An 18-wheeler slammed into the front porch of the Johnson City Chamber of Commerce Visitors Center on Feb. 15, prompting officials to close the facility due to structural damage. Photo courtesy of Johnson City Police Department
UPDATE: At 9 a.m. Friday, Feb. 16, National Park Service officials reopened the Johnson City Visitors Center. However, visitors must enter the building from Lady Bird Lane instead of the front porch, which sustained damage and remained closed Feb. 19 pending an assessment by a structural engineer.
STAFF WRITER CONNIE SWINNEY
JOHNSON CITY — An 18-wheeler jack-knifed and slammed into the Johnson City Chamber of Commerce Visitors Center with such force Feb. 15 that it might have shifted the building’s foundation by 4-5 inches. Police believe speed played a factor in the incident.
No one was inside the building when the collision occurred at about 6:30 a.m. at the corner of Lady Bird Lane and U.S. 290. No injuries were reported.
However, the wreck prompted officials to close the facility, located at 100 Main St.
The building, a former mercantile store built in the early 1900s, is owned by the U.S. National Park Service, which leases it to the chamber of commerce.
“The impact from the gravel hauler was pretty extensive,” said chamber Executive Director Frances Ann Giron. “We’re not sure of the structural (integrity) of the building.”
Traffic was rerouted around the scene for about an hour while crews cleared the vehicle and began assessing the structural damage.
“(The truck driver) was passing Avenue G. The roads were wet. He applied his brakes … brakes locked up and skidded about 100 feet … and then he jack-knifed,” Johnson City Interim Police Chief Marty Corcoran said. “It took out a couple of poles that hold up awnings. The foundation looks like it shifted about three or four inches.
“The truck was empty. He just simply made a mistake,” the interim chief added. “Failing to control speed is the violation because you have to drive to the conditions of the road.”
The visitors center, typically open 9 a.m.-4 p.m. seven days a week, will remain closed pending a structural engineering review.
Chamber officials said they will continue to assist customers through emails and forwarded phone calls.
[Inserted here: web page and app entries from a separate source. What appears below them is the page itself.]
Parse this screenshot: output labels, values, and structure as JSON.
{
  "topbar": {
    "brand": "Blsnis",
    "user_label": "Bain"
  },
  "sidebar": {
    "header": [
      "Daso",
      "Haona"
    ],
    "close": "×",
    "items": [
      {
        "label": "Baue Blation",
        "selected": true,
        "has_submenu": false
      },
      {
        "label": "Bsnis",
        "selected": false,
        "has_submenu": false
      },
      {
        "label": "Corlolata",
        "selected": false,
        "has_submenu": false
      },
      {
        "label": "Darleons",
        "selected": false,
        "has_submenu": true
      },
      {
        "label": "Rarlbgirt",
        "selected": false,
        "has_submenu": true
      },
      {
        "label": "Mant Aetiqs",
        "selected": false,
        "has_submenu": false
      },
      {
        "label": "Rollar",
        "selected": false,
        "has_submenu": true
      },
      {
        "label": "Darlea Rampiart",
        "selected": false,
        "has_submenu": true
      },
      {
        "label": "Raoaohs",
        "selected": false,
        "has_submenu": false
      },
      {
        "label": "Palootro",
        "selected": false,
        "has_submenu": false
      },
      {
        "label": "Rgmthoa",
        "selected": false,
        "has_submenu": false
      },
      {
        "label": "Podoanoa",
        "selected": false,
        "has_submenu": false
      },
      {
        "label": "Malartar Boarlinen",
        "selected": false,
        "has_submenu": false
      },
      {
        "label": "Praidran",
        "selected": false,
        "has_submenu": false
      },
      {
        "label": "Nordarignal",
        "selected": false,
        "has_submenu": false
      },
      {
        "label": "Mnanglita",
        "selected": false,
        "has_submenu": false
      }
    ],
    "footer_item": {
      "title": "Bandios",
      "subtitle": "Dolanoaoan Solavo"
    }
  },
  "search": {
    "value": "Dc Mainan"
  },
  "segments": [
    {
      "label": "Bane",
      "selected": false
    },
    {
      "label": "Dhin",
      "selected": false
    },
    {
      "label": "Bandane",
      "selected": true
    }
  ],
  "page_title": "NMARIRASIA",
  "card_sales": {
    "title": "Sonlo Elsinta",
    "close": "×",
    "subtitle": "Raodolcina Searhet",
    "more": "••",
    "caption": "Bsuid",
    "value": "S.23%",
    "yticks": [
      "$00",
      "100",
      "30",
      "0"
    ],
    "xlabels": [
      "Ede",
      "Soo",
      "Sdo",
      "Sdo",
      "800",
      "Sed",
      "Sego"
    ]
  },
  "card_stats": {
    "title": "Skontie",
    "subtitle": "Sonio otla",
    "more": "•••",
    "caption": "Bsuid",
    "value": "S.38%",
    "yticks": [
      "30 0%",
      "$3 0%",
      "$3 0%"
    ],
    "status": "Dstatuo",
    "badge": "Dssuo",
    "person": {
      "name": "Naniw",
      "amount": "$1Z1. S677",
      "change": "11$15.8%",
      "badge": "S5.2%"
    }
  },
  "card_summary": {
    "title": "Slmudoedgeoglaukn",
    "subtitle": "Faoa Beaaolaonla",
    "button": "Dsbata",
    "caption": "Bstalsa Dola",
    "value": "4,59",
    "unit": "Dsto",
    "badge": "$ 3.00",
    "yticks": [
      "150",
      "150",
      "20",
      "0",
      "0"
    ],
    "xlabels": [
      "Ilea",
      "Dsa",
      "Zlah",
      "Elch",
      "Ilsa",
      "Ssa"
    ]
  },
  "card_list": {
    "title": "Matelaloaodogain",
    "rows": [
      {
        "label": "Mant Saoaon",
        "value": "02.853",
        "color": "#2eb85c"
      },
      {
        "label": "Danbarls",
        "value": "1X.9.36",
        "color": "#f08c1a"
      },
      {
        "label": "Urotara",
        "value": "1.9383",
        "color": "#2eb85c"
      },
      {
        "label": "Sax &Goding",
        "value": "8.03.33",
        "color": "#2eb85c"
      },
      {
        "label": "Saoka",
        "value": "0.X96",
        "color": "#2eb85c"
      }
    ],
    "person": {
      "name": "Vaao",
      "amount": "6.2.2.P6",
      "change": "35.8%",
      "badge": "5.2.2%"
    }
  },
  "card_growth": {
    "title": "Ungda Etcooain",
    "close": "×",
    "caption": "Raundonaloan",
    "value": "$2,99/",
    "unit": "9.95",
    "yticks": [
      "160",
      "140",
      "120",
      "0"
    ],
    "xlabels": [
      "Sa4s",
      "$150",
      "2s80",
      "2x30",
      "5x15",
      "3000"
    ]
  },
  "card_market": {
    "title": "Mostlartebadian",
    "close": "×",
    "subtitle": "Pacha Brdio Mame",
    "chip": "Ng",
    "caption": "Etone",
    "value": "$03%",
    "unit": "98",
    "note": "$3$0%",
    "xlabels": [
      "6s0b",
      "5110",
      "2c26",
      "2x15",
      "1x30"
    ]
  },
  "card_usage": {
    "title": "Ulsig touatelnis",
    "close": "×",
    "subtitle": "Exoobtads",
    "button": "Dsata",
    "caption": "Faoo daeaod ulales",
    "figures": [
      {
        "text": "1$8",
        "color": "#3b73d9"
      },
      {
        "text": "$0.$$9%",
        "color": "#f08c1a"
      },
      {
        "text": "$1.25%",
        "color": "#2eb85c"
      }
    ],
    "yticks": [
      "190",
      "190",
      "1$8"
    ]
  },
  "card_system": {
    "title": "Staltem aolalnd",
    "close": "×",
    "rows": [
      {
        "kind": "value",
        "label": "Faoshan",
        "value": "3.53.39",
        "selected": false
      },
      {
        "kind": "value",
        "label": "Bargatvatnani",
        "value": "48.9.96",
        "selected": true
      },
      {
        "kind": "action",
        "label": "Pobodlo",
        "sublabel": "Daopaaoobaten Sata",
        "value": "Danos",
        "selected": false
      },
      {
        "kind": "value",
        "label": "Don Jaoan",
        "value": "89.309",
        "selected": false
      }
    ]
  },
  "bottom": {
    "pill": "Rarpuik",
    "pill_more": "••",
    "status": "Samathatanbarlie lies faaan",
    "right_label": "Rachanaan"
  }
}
“Our (Lyndon B. Johnson National Historical Park) superintendent is going to reassess (the closure) in the morning to see whether it’s going to be a problem,” Giron said.